Oklahoma officials are upping their game when it comes to dealing with the problem of uninsured motorists through a series of public service announcements combined with checkpoints. They hope these steps will deter drivers from getting out on the road without the proper liability insurance.

At a recent checkpoint in Tulsa the Oklahoma police towed 11 vehicles and wrote dozens of citations to motorists who were driving without the proper car insurance. The checkpoint lasted for four hours and a total of 60 citations were written, 31 of those were related to lack of insurance and for failure to provide proof of insurance.

In a press release John D. Doak, the state’s insurance commissioner, said the checkpoint was “very enlightening.” He added that the traffic stops also included a woman cited for “driving under suspension” who said she “couldn’t remember the last time she had auto insurance.” Doak says this points to a “major problem on Oklahoma roadways,”

The rate of uninsured drivers in Oklahoma has been higher than average in recent years. In 2007 Oklahoma had the fourth-highest rate of uninsured drivers in the nation at 24 percent. This translates into 1 out of every 4 drivers on the road being uninsured, or underinsured. The problem had not improved by 2009 when the rate had only dropped to 23.9 percent. This put Oklahoma in a tie with Tennessee for the third-highest rate of uninsured drivers in the country. In 2009, the nationwide average was 13.9 percent, a full 10 percent less than Oklahoma. 

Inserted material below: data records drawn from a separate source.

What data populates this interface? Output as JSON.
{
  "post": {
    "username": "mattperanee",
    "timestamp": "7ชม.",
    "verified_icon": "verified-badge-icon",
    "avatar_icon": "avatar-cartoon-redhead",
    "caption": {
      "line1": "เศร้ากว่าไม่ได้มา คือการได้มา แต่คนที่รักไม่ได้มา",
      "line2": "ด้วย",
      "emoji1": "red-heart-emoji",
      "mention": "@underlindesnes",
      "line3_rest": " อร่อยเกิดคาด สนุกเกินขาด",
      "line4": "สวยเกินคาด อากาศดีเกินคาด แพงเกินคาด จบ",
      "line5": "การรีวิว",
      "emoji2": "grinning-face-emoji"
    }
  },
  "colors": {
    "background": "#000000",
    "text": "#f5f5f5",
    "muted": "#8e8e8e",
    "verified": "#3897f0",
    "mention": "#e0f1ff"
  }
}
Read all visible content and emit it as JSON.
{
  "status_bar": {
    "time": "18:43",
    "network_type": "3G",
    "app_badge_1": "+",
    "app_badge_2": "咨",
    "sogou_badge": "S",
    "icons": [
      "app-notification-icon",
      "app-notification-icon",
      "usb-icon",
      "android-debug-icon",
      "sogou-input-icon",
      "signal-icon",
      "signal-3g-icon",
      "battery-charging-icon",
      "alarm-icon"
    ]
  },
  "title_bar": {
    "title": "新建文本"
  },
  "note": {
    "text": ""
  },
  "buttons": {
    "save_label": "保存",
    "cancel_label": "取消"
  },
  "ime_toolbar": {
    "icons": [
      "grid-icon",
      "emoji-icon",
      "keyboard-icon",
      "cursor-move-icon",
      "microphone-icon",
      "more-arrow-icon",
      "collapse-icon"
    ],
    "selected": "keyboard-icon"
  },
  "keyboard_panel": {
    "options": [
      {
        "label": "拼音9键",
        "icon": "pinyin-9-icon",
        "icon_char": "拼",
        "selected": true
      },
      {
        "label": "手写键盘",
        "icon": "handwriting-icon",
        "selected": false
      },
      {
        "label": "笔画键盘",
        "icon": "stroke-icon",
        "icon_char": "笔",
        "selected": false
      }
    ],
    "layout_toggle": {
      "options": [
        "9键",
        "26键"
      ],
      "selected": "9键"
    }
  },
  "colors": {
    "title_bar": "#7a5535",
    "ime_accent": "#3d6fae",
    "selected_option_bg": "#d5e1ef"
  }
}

Tulsa County Sheriff Stanley Glanz said in a statement “The amount of citations issued this weekend was as impressive as it was disturbing, the fact that so many motorists are operating on our public roadways without insurance is an alarming trend and a quality-of-life issue.”

Fines Can Be Steep

In Oklahoma, the maximum fine for driving without coverage runs around $525, which includes a $250 fine and $275 fee for license reinstatement. This does not include any towing charges that might be incurred. Maximum penalties can include a 30-day jail sentence.

Like Iowa, California and Pennsylvania, Oklahoma allows the police to tow the cars of uninsured drivers on their first offense. In addition, Oklahoma is a no pay, no play state which means that uninsured drivers are banned from recovering damages for pain and suffering after a crash, even if they were not at fault.

New Legislation Hoped to Widen Insurance Checks

A new piece of legislation, which had hoped to broaden authorities power when stopping cars for suspected lack of insurance coverage has recently stalled in the state house. This bill would have taken advantage of the states insurance database, allowing police to instantly verify whether a vehicle had the proper insurance coverage. The bill would have allowed police to check a vehicle in the database and pull the driver over for that reason alone. Currently the law only allows Oklahoma police to verify insurance status after they have pulled over the vehicle for another violation or if they were in a crash.